> **ACTIVITY**: Without the pictures, write out all the lines below exactly as they appear.

> **Stored data**:
+++

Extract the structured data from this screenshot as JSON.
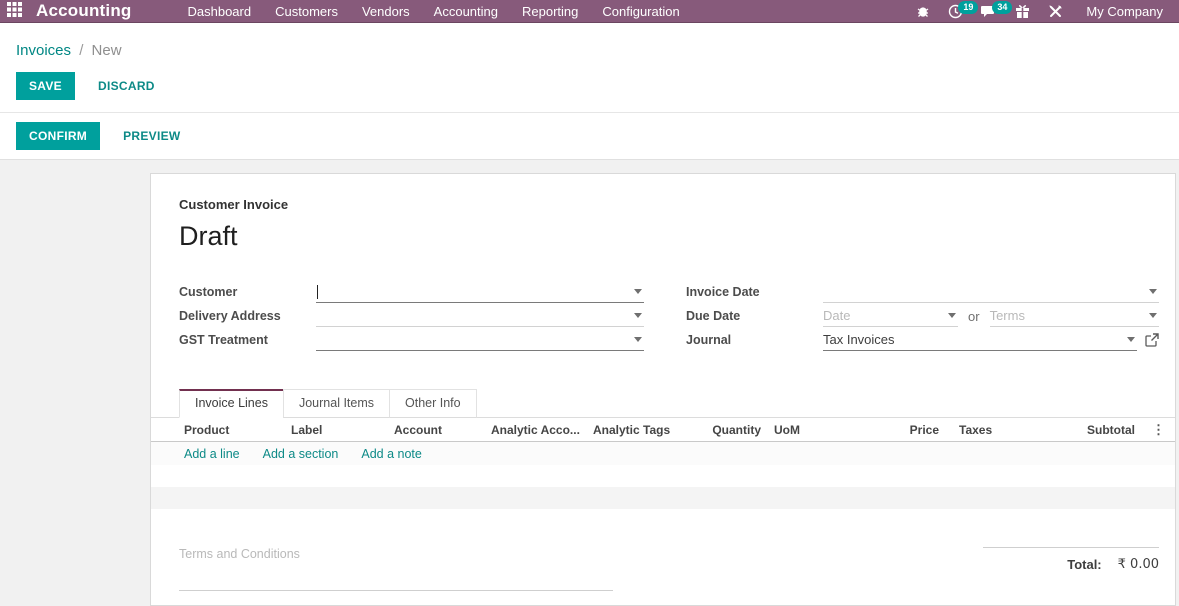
{
  "colors": {
    "topbar": "#875A7B",
    "accent": "#00A09D",
    "link": "#008784",
    "tab_active_border": "#72304f",
    "badge": "#00A09D"
  },
  "icons": {
    "apps": "grid-3x3",
    "bug": "bug",
    "activities": "clock",
    "messages": "chat-bubble",
    "gift": "gift-box",
    "tools": "crossed-tools",
    "kebab": "⋮",
    "external": "external-link",
    "dropdown": "caret-down"
  },
  "topbar": {
    "app_name": "Accounting",
    "menu": [
      "Dashboard",
      "Customers",
      "Vendors",
      "Accounting",
      "Reporting",
      "Configuration"
    ],
    "activity_badge": "19",
    "message_badge": "34",
    "company": "My Company"
  },
  "breadcrumb": {
    "parent": "Invoices",
    "separator": "/",
    "current": "New"
  },
  "actions": {
    "save": "SAVE",
    "discard": "DISCARD",
    "confirm": "CONFIRM",
    "preview": "PREVIEW"
  },
  "form": {
    "doc_type": "Customer Invoice",
    "status": "Draft",
    "fields": {
      "customer_label": "Customer",
      "delivery_address_label": "Delivery Address",
      "gst_treatment_label": "GST Treatment",
      "invoice_date_label": "Invoice Date",
      "due_date_label": "Due Date",
      "due_date_placeholder_date": "Date",
      "due_date_or": "or",
      "due_date_placeholder_terms": "Terms",
      "journal_label": "Journal",
      "journal_value": "Tax Invoices"
    },
    "tabs": [
      {
        "label": "Invoice Lines"
      },
      {
        "label": "Journal Items"
      },
      {
        "label": "Other Info"
      }
    ],
    "table": {
      "headers": [
        "Product",
        "Label",
        "Account",
        "Analytic Acco...",
        "Analytic Tags",
        "Quantity",
        "UoM",
        "Price",
        "Taxes",
        "Subtotal"
      ],
      "links": [
        "Add a line",
        "Add a section",
        "Add a note"
      ]
    },
    "notes_placeholder": "Terms and Conditions",
    "total_label": "Total:",
    "total_value": "₹ 0.00"
  }
}
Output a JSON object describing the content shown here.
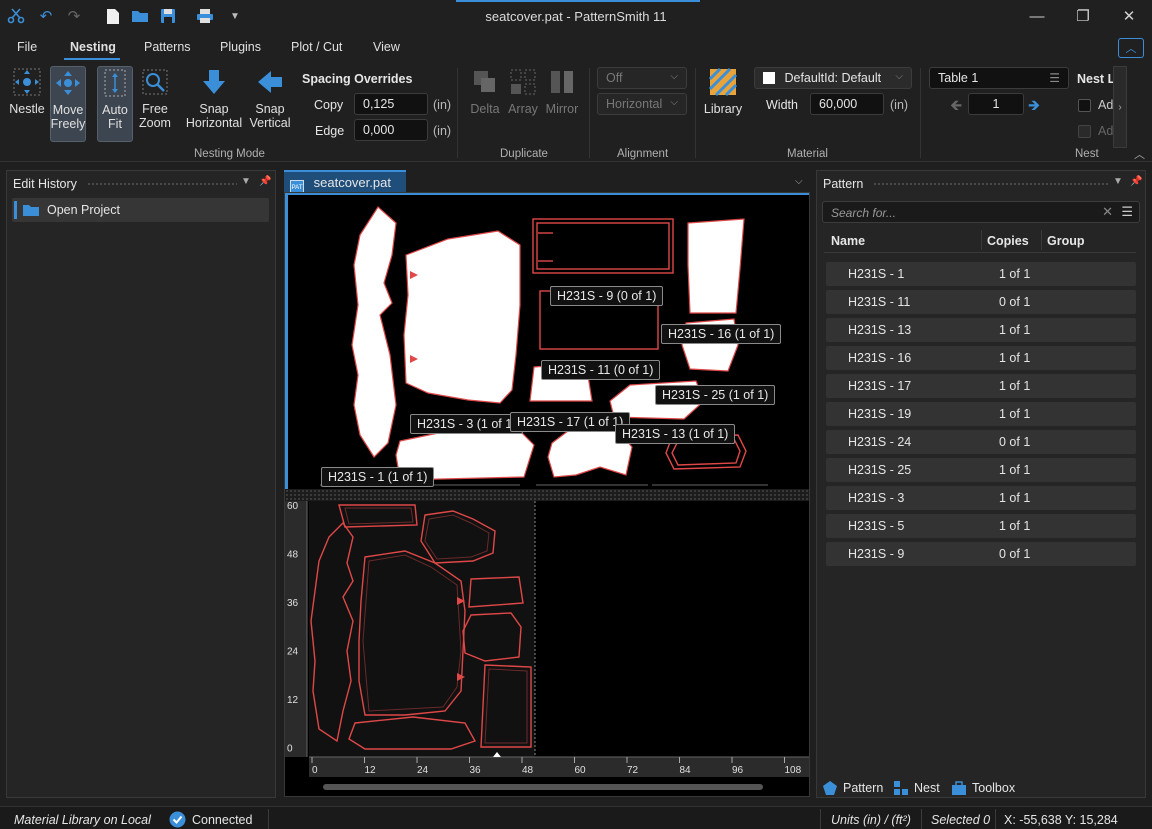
{
  "window": {
    "title": "seatcover.pat - PatternSmith 11"
  },
  "menu": [
    "File",
    "Nesting",
    "Patterns",
    "Plugins",
    "Plot / Cut",
    "View"
  ],
  "ribbon": {
    "nesting_mode": {
      "label": "Nesting Mode",
      "nestle": "Nestle",
      "move_freely": [
        "Move",
        "Freely"
      ],
      "auto_fit": [
        "Auto",
        "Fit"
      ],
      "free_zoom": [
        "Free",
        "Zoom"
      ],
      "snap_horizontal": [
        "Snap",
        "Horizontal"
      ],
      "snap_vertical": [
        "Snap",
        "Vertical"
      ],
      "spacing_title": "Spacing Overrides",
      "copy_label": "Copy",
      "copy_value": "0,125",
      "edge_label": "Edge",
      "edge_value": "0,000",
      "unit": "(in)"
    },
    "duplicate": {
      "label": "Duplicate",
      "delta": "Delta",
      "array": "Array",
      "mirror": "Mirror"
    },
    "alignment": {
      "label": "Alignment",
      "mode": "Off",
      "direction": "Horizontal"
    },
    "material": {
      "label": "Material",
      "library": "Library",
      "default": "DefaultId: Default",
      "width_label": "Width",
      "width_value": "60,000",
      "unit": "(in)"
    },
    "nest": {
      "label": "Nest",
      "table": "Table 1",
      "page": "1",
      "title": "Nest Lo",
      "opt1": "Add",
      "opt2": "Add"
    }
  },
  "edit_history": {
    "title": "Edit History",
    "items": [
      "Open Project"
    ]
  },
  "document": {
    "tab": "seatcover.pat",
    "labels": [
      "H231S - 9 (0 of 1)",
      "H231S - 16 (1 of 1)",
      "H231S - 11 (0 of 1)",
      "H231S - 25 (1 of 1)",
      "H231S - 3 (1 of 1)",
      "H231S - 17 (1 of 1)",
      "H231S - 13 (1 of 1)",
      "H231S - 1 (1 of 1)"
    ],
    "x_ticks": [
      "0",
      "12",
      "24",
      "36",
      "48",
      "60",
      "72",
      "84",
      "96",
      "108"
    ],
    "y_ticks": [
      "60",
      "48",
      "36",
      "24",
      "12",
      "0"
    ]
  },
  "pattern_panel": {
    "title": "Pattern",
    "search_placeholder": "Search for...",
    "columns": [
      "Name",
      "Copies",
      "Group"
    ],
    "rows": [
      {
        "name": "H231S - 1",
        "copies": "1 of 1"
      },
      {
        "name": "H231S - 11",
        "copies": "0 of 1"
      },
      {
        "name": "H231S - 13",
        "copies": "1 of 1"
      },
      {
        "name": "H231S - 16",
        "copies": "1 of 1"
      },
      {
        "name": "H231S - 17",
        "copies": "1 of 1"
      },
      {
        "name": "H231S - 19",
        "copies": "1 of 1"
      },
      {
        "name": "H231S - 24",
        "copies": "0 of 1"
      },
      {
        "name": "H231S - 25",
        "copies": "1 of 1"
      },
      {
        "name": "H231S - 3",
        "copies": "1 of 1"
      },
      {
        "name": "H231S - 5",
        "copies": "1 of 1"
      },
      {
        "name": "H231S - 9",
        "copies": "0 of 1"
      }
    ],
    "tabs": [
      "Pattern",
      "Nest",
      "Toolbox"
    ]
  },
  "status": {
    "library": "Material Library on Local",
    "connected": "Connected",
    "units": "Units (in) / (ft²)",
    "selected": "Selected 0",
    "coords": "X: -55,638 Y: 15,284"
  },
  "colors": {
    "accent": "#3b8fd8",
    "pattern_outline": "#e04848"
  }
}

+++

> **RESPONSE TO THE TASK**:
Extract the structured data from this screenshot as JSON.
{
  "colors": {
    "topbar": "#875A7B",
    "accent": "#00A09D",
    "link": "#008784",
    "tab_active_border": "#72304f",
    "badge": "#00A09D"
  },
  "icons": {
    "apps": "grid-3x3",
    "bug": "bug",
    "activities": "clock",
    "messages": "chat-bubble",
    "gift": "gift-box",
    "tools": "crossed-tools",
    "kebab": "⋮",
    "external": "external-link",
    "dropdown": "caret-down"
  },
  "topbar": {
    "app_name": "Accounting",
    "menu": [
      "Dashboard",
      "Customers",
      "Vendors",
      "Accounting",
      "Reporting",
      "Configuration"
    ],
    "activity_badge": "19",
    "message_badge": "34",
    "company": "My Company"
  },
  "breadcrumb": {
    "parent": "Invoices",
    "separator": "/",
    "current": "New"
  },
  "actions": {
    "save": "SAVE",
    "discard": "DISCARD",
    "confirm": "CONFIRM",
    "preview": "PREVIEW"
  },
  "form": {
    "doc_type": "Customer Invoice",
    "status": "Draft",
    "fields": {
      "customer_label": "Customer",
      "delivery_address_label": "Delivery Address",
      "gst_treatment_label": "GST Treatment",
      "invoice_date_label": "Invoice Date",
      "due_date_label": "Due Date",
      "due_date_placeholder_date": "Date",
      "due_date_or": "or",
      "due_date_placeholder_terms": "Terms",
      "journal_label": "Journal",
      "journal_value": "Tax Invoices"
    },
    "tabs": [
      {
        "label": "Invoice Lines"
      },
      {
        "label": "Journal Items"
      },
      {
        "label": "Other Info"
      }
    ],
    "table": {
      "headers": [
        "Product",
        "Label",
        "Account",
        "Analytic Acco...",
        "Analytic Tags",
        "Quantity",
        "UoM",
        "Price",
        "Taxes",
        "Subtotal"
      ],
      "links": [
        "Add a line",
        "Add a section",
        "Add a note"
      ]
    },
    "notes_placeholder": "Terms and Conditions",
    "total_label": "Total:",
    "total_value": "₹ 0.00"
  }
}
Output a JSON object describing the content shown here.
{
  "window": {
    "title": "seatcover.pat - PatternSmith 11"
  },
  "menu": [
    "File",
    "Nesting",
    "Patterns",
    "Plugins",
    "Plot / Cut",
    "View"
  ],
  "ribbon": {
    "nesting_mode": {
      "label": "Nesting Mode",
      "nestle": "Nestle",
      "move_freely": [
        "Move",
        "Freely"
      ],
      "auto_fit": [
        "Auto",
        "Fit"
      ],
      "free_zoom": [
        "Free",
        "Zoom"
      ],
      "snap_horizontal": [
        "Snap",
        "Horizontal"
      ],
      "snap_vertical": [
        "Snap",
        "Vertical"
      ],
      "spacing_title": "Spacing Overrides",
      "copy_label": "Copy",
      "copy_value": "0,125",
      "edge_label": "Edge",
      "edge_value": "0,000",
      "unit": "(in)"
    },
    "duplicate": {
      "label": "Duplicate",
      "delta": "Delta",
      "array": "Array",
      "mirror": "Mirror"
    },
    "alignment": {
      "label": "Alignment",
      "mode": "Off",
      "direction": "Horizontal"
    },
    "material": {
      "label": "Material",
      "library": "Library",
      "default": "DefaultId: Default",
      "width_label": "Width",
      "width_value": "60,000",
      "unit": "(in)"
    },
    "nest": {
      "label": "Nest",
      "table": "Table 1",
      "page": "1",
      "title": "Nest Lo",
      "opt1": "Add",
      "opt2": "Add"
    }
  },
  "edit_history": {
    "title": "Edit History",
    "items": [
      "Open Project"
    ]
  },
  "document": {
    "tab": "seatcover.pat",
    "labels": [
      "H231S - 9 (0 of 1)",
      "H231S - 16 (1 of 1)",
      "H231S - 11 (0 of 1)",
      "H231S - 25 (1 of 1)",
      "H231S - 3 (1 of 1)",
      "H231S - 17 (1 of 1)",
      "H231S - 13 (1 of 1)",
      "H231S - 1 (1 of 1)"
    ],
    "x_ticks": [
      "0",
      "12",
      "24",
      "36",
      "48",
      "60",
      "72",
      "84",
      "96",
      "108"
    ],
    "y_ticks": [
      "60",
      "48",
      "36",
      "24",
      "12",
      "0"
    ]
  },
  "pattern_panel": {
    "title": "Pattern",
    "search_placeholder": "Search for...",
    "columns": [
      "Name",
      "Copies",
      "Group"
    ],
    "rows": [
      {
        "name": "H231S - 1",
        "copies": "1 of 1"
      },
      {
        "name": "H231S - 11",
        "copies": "0 of 1"
      },
      {
        "name": "H231S - 13",
        "copies": "1 of 1"
      },
      {
        "name": "H231S - 16",
        "copies": "1 of 1"
      },
      {
        "name": "H231S - 17",
        "copies": "1 of 1"
      },
      {
        "name": "H231S - 19",
        "copies": "1 of 1"
      },
      {
        "name": "H231S - 24",
        "copies": "0 of 1"
      },
      {
        "name": "H231S - 25",
        "copies": "1 of 1"
      },
      {
        "name": "H231S - 3",
        "copies": "1 of 1"
      },
      {
        "name": "H231S - 5",
        "copies": "1 of 1"
      },
      {
        "name": "H231S - 9",
        "copies": "0 of 1"
      }
    ],
    "tabs": [
      "Pattern",
      "Nest",
      "Toolbox"
    ]
  },
  "status": {
    "library": "Material Library on Local",
    "connected": "Connected",
    "units": "Units (in) / (ft²)",
    "selected": "Selected 0",
    "coords": "X: -55,638 Y: 15,284"
  },
  "colors": {
    "accent": "#3b8fd8",
    "pattern_outline": "#e04848"
  }
}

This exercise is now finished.